Stored entries

------------------------------

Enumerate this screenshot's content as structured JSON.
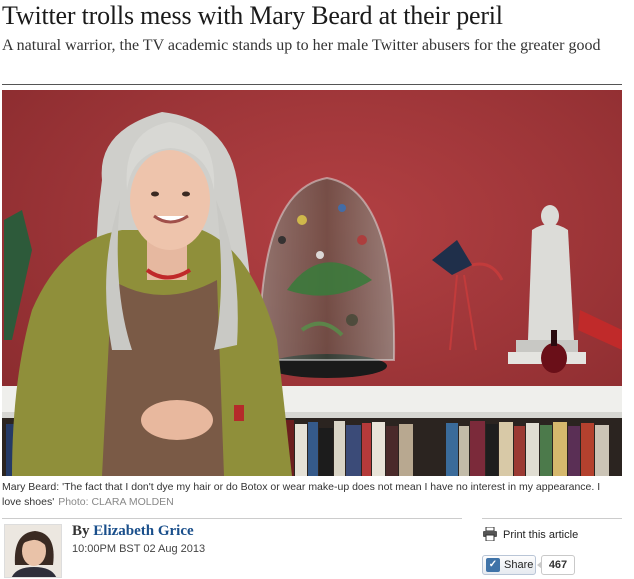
{
  "article": {
    "headline": "Twitter trolls mess with Mary Beard at their peril",
    "standfirst": "A natural warrior, the TV academic stands up to her male Twitter abusers for the greater good",
    "caption": "Mary Beard: 'The fact that I don't dye my hair or do Botox or wear make-up does not mean I have no interest in my appearance. I love shoes'",
    "photo_credit": "Photo: CLARA MOLDEN"
  },
  "byline": {
    "by": "By",
    "author": "Elizabeth Grice",
    "date": "10:00PM BST 02 Aug 2013"
  },
  "tools": {
    "print_label": "Print this article",
    "share_label": "Share",
    "share_count": "467",
    "print_icon": "printer-icon",
    "share_icon": "share-icon"
  },
  "colors": {
    "wall": "#a23a3c",
    "author_link": "#1a4f8b"
  }
}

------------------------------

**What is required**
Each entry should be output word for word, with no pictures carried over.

**Task result**
Enumerate this screenshot's content as structured JSON.
{
  "article": {
    "headline": "Twitter trolls mess with Mary Beard at their peril",
    "standfirst": "A natural warrior, the TV academic stands up to her male Twitter abusers for the greater good",
    "caption": "Mary Beard: 'The fact that I don't dye my hair or do Botox or wear make-up does not mean I have no interest in my appearance. I love shoes'",
    "photo_credit": "Photo: CLARA MOLDEN"
  },
  "byline": {
    "by": "By",
    "author": "Elizabeth Grice",
    "date": "10:00PM BST 02 Aug 2013"
  },
  "tools": {
    "print_label": "Print this article",
    "share_label": "Share",
    "share_count": "467",
    "print_icon": "printer-icon",
    "share_icon": "share-icon"
  },
  "colors": {
    "wall": "#a23a3c",
    "author_link": "#1a4f8b"
  }
}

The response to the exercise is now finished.